*Data records*:

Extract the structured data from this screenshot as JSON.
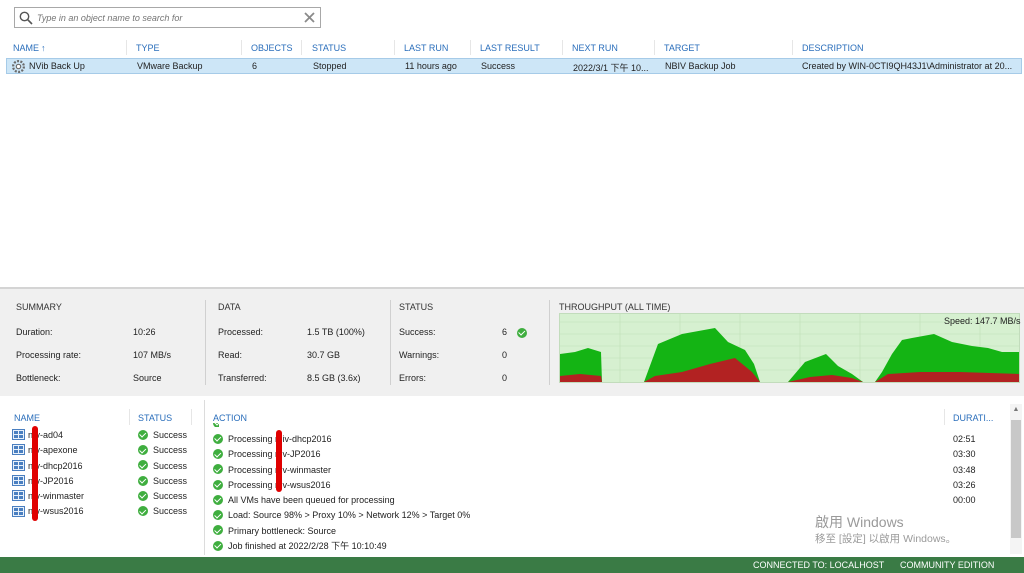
{
  "search": {
    "placeholder": "Type in an object name to search for"
  },
  "jobs": {
    "columns": [
      "NAME",
      "TYPE",
      "OBJECTS",
      "STATUS",
      "LAST RUN",
      "LAST RESULT",
      "NEXT RUN",
      "TARGET",
      "DESCRIPTION"
    ],
    "rows": [
      {
        "name": "NVib Back Up",
        "type": "VMware Backup",
        "objects": "6",
        "status": "Stopped",
        "last_run": "11 hours ago",
        "last_result": "Success",
        "next_run": "2022/3/1 下午 10...",
        "target": "NBIV Backup Job",
        "description": "Created by WIN-0CTI9QH43J1\\Administrator at 20..."
      }
    ]
  },
  "summary": {
    "title": "SUMMARY",
    "duration_label": "Duration:",
    "duration": "10:26",
    "rate_label": "Processing rate:",
    "rate": "107 MB/s",
    "bottleneck_label": "Bottleneck:",
    "bottleneck": "Source"
  },
  "data": {
    "title": "DATA",
    "processed_label": "Processed:",
    "processed": "1.5 TB (100%)",
    "read_label": "Read:",
    "read": "30.7 GB",
    "transferred_label": "Transferred:",
    "transferred": "8.5 GB (3.6x)"
  },
  "status": {
    "title": "STATUS",
    "success_label": "Success:",
    "success": "6",
    "warnings_label": "Warnings:",
    "warnings": "0",
    "errors_label": "Errors:",
    "errors": "0"
  },
  "throughput": {
    "title": "THROUGHPUT (ALL TIME)",
    "speed": "Speed: 147.7 MB/s",
    "colors": {
      "bg": "#d6f0d0",
      "read": "#14b414",
      "transferred": "#b22222"
    }
  },
  "vms": {
    "name_header": "NAME",
    "status_header": "STATUS",
    "items": [
      {
        "name": "n  v-ad04",
        "status": "Success"
      },
      {
        "name": "n  v-apexone",
        "status": "Success"
      },
      {
        "name": "n  v-dhcp2016",
        "status": "Success"
      },
      {
        "name": "n  v-JP2016",
        "status": "Success"
      },
      {
        "name": "n  v-winmaster",
        "status": "Success"
      },
      {
        "name": "n  v-wsus2016",
        "status": "Success"
      }
    ]
  },
  "actions": {
    "action_header": "ACTION",
    "duration_header": "DURATI...",
    "items": [
      {
        "text": "Processing n  iv-dhcp2016",
        "duration": "02:51"
      },
      {
        "text": "Processing n  v-JP2016",
        "duration": "03:30"
      },
      {
        "text": "Processing n  v-winmaster",
        "duration": "03:48"
      },
      {
        "text": "Processing n  v-wsus2016",
        "duration": "03:26"
      },
      {
        "text": "All VMs have been queued for processing",
        "duration": "00:00"
      },
      {
        "text": "Load: Source 98% > Proxy 10% > Network 12% > Target 0%",
        "duration": ""
      },
      {
        "text": "Primary bottleneck: Source",
        "duration": ""
      },
      {
        "text": "Job finished at 2022/2/28 下午 10:10:49",
        "duration": ""
      }
    ]
  },
  "watermark": {
    "line1": "啟用 Windows",
    "line2": "移至 [設定] 以啟用 Windows。"
  },
  "statusbar": {
    "connected": "CONNECTED TO: LOCALHOST",
    "edition": "COMMUNITY EDITION"
  }
}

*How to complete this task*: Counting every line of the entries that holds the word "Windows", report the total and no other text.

*Output of the exercise*: 2